*** EXTRACTED ENTRIES ***

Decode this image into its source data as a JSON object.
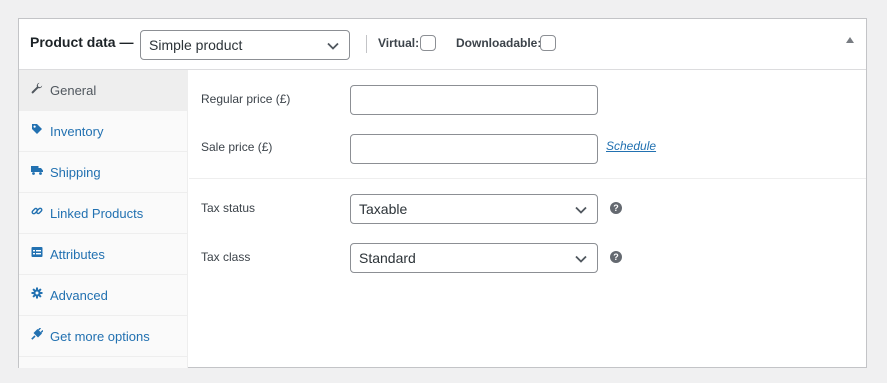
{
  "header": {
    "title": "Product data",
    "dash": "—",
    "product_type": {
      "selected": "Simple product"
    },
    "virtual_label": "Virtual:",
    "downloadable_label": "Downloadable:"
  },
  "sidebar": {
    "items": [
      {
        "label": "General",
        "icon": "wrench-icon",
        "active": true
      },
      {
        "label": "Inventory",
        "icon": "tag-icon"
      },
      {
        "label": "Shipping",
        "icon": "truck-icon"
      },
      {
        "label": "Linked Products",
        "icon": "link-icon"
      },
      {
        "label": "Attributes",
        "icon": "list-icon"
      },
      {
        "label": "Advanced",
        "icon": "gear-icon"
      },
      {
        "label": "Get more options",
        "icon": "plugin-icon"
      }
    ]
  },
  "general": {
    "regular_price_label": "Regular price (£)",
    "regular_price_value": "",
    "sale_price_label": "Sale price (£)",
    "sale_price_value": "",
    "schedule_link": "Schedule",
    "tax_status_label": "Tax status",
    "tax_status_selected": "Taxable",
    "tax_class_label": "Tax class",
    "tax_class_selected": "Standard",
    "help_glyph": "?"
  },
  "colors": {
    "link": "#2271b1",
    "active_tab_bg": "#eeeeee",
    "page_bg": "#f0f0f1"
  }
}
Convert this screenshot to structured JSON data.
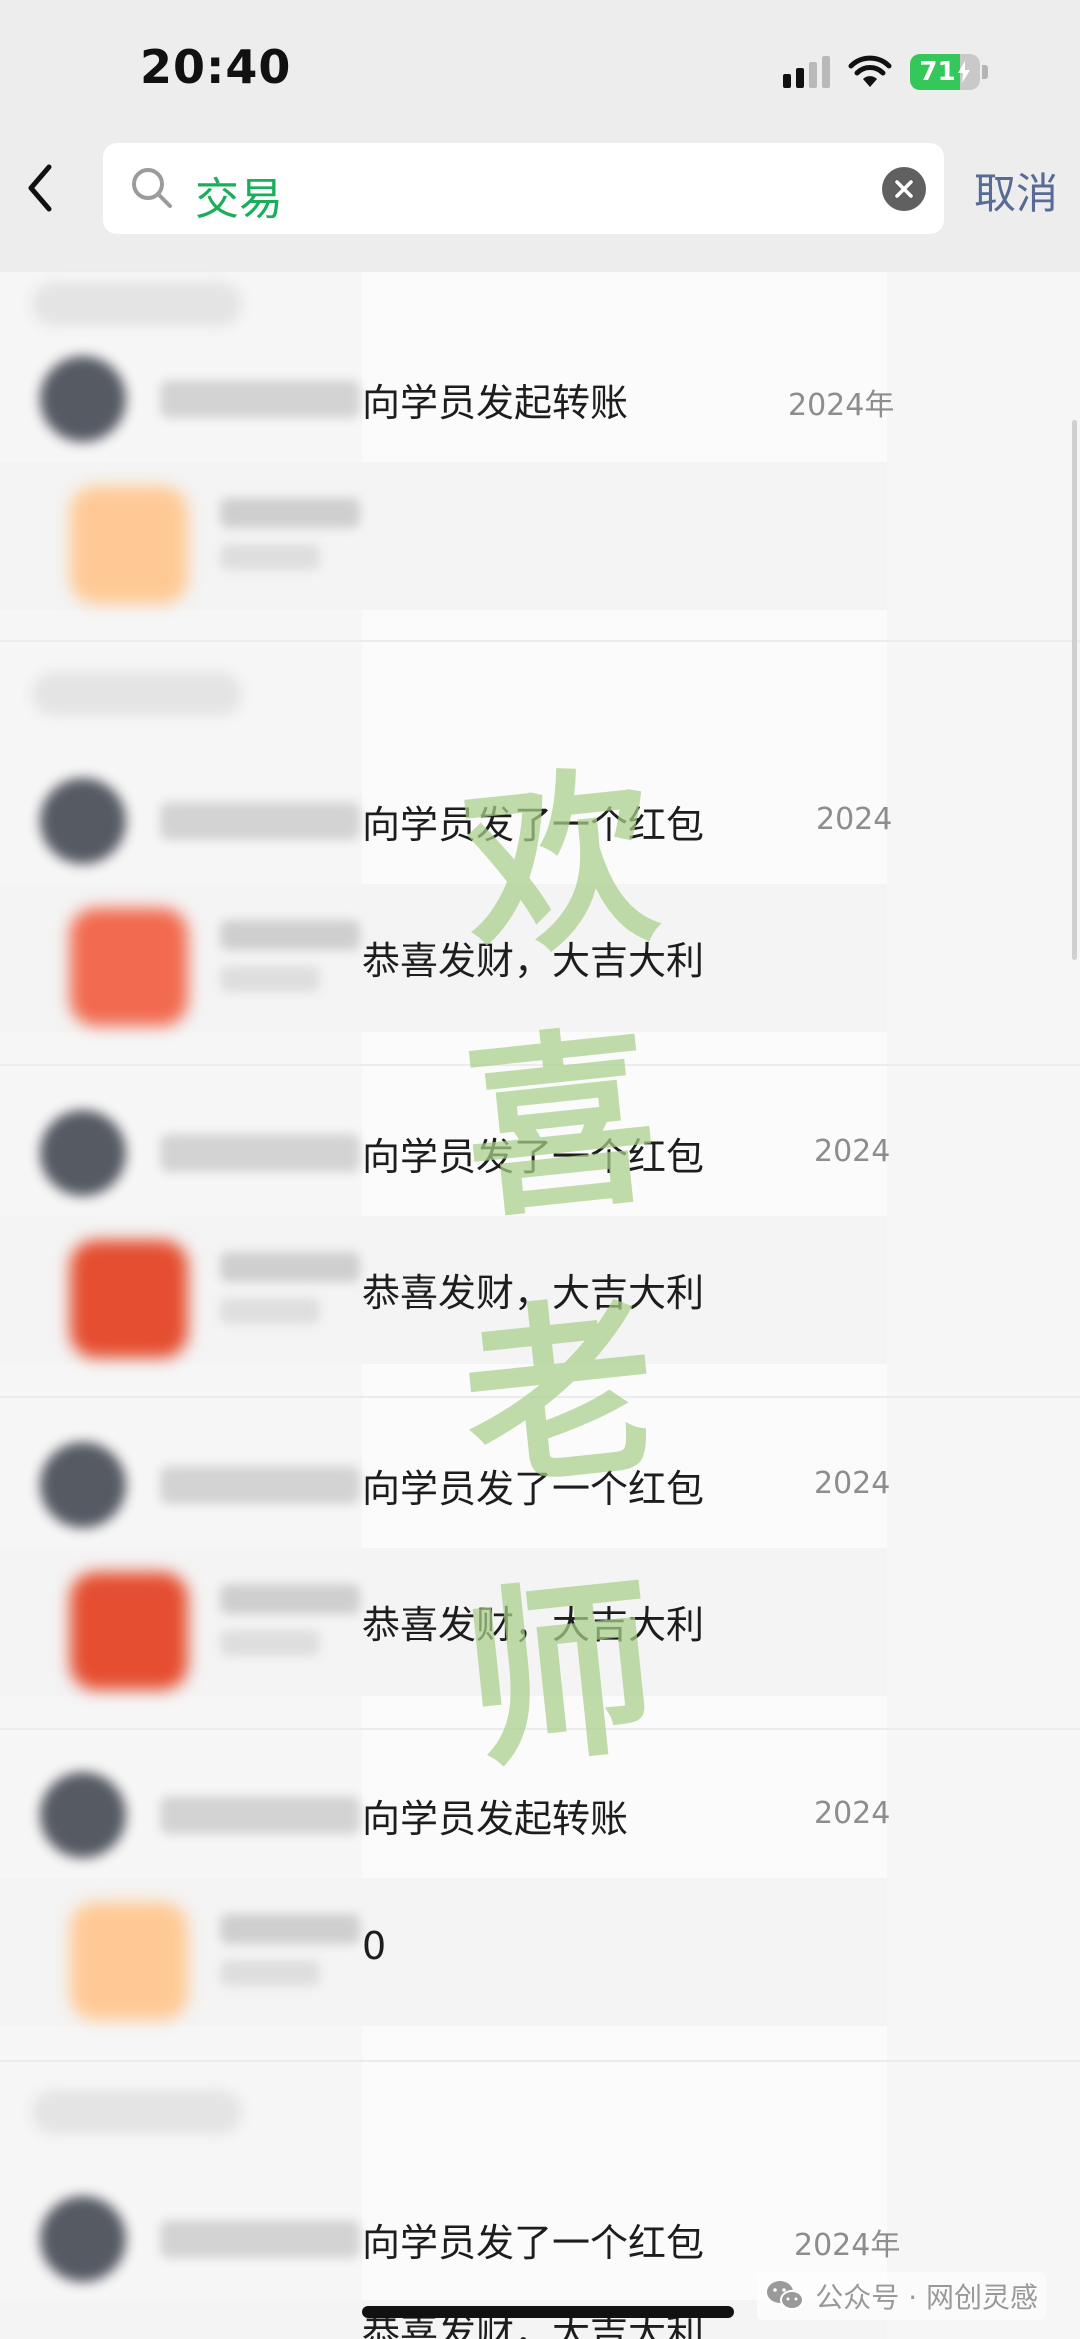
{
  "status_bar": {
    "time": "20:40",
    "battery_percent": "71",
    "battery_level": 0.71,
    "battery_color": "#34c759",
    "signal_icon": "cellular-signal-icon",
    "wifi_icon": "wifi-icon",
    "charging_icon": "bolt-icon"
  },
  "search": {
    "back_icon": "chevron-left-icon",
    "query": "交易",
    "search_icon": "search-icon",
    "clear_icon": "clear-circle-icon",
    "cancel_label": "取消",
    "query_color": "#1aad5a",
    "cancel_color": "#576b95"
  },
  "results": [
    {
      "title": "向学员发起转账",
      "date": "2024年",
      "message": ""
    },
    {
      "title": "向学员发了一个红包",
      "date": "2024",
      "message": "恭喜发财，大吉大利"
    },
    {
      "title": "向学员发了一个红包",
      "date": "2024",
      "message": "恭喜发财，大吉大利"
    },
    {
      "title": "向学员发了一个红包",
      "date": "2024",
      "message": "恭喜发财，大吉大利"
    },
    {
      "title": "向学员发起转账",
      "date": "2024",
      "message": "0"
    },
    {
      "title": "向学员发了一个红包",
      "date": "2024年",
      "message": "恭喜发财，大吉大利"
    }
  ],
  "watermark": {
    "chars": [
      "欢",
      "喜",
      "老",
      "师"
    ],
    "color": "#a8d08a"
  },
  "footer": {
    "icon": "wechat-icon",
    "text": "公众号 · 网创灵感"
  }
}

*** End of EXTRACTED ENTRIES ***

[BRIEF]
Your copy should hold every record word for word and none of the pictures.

[TASK ANSWER]
Decode this image into its source data as a JSON object.
{
  "header": {
    "title": "Product data",
    "dash": "—",
    "product_type": {
      "selected": "Simple product"
    },
    "virtual_label": "Virtual:",
    "downloadable_label": "Downloadable:"
  },
  "sidebar": {
    "items": [
      {
        "label": "General",
        "icon": "wrench-icon",
        "active": true
      },
      {
        "label": "Inventory",
        "icon": "tag-icon"
      },
      {
        "label": "Shipping",
        "icon": "truck-icon"
      },
      {
        "label": "Linked Products",
        "icon": "link-icon"
      },
      {
        "label": "Attributes",
        "icon": "list-icon"
      },
      {
        "label": "Advanced",
        "icon": "gear-icon"
      },
      {
        "label": "Get more options",
        "icon": "plugin-icon"
      }
    ]
  },
  "general": {
    "regular_price_label": "Regular price (£)",
    "regular_price_value": "",
    "sale_price_label": "Sale price (£)",
    "sale_price_value": "",
    "schedule_link": "Schedule",
    "tax_status_label": "Tax status",
    "tax_status_selected": "Taxable",
    "tax_class_label": "Tax class",
    "tax_class_selected": "Standard",
    "help_glyph": "?"
  },
  "colors": {
    "link": "#2271b1",
    "active_tab_bg": "#eeeeee",
    "page_bg": "#f0f0f1"
  }
}
Convert this screenshot to structured JSON data.
{
  "status_bar": {
    "time": "20:40",
    "battery_percent": "71",
    "battery_level": 0.71,
    "battery_color": "#34c759",
    "signal_icon": "cellular-signal-icon",
    "wifi_icon": "wifi-icon",
    "charging_icon": "bolt-icon"
  },
  "search": {
    "back_icon": "chevron-left-icon",
    "query": "交易",
    "search_icon": "search-icon",
    "clear_icon": "clear-circle-icon",
    "cancel_label": "取消",
    "query_color": "#1aad5a",
    "cancel_color": "#576b95"
  },
  "results": [
    {
      "title": "向学员发起转账",
      "date": "2024年",
      "message": ""
    },
    {
      "title": "向学员发了一个红包",
      "date": "2024",
      "message": "恭喜发财，大吉大利"
    },
    {
      "title": "向学员发了一个红包",
      "date": "2024",
      "message": "恭喜发财，大吉大利"
    },
    {
      "title": "向学员发了一个红包",
      "date": "2024",
      "message": "恭喜发财，大吉大利"
    },
    {
      "title": "向学员发起转账",
      "date": "2024",
      "message": "0"
    },
    {
      "title": "向学员发了一个红包",
      "date": "2024年",
      "message": "恭喜发财，大吉大利"
    }
  ],
  "watermark": {
    "chars": [
      "欢",
      "喜",
      "老",
      "师"
    ],
    "color": "#a8d08a"
  },
  "footer": {
    "icon": "wechat-icon",
    "text": "公众号 · 网创灵感"
  }
}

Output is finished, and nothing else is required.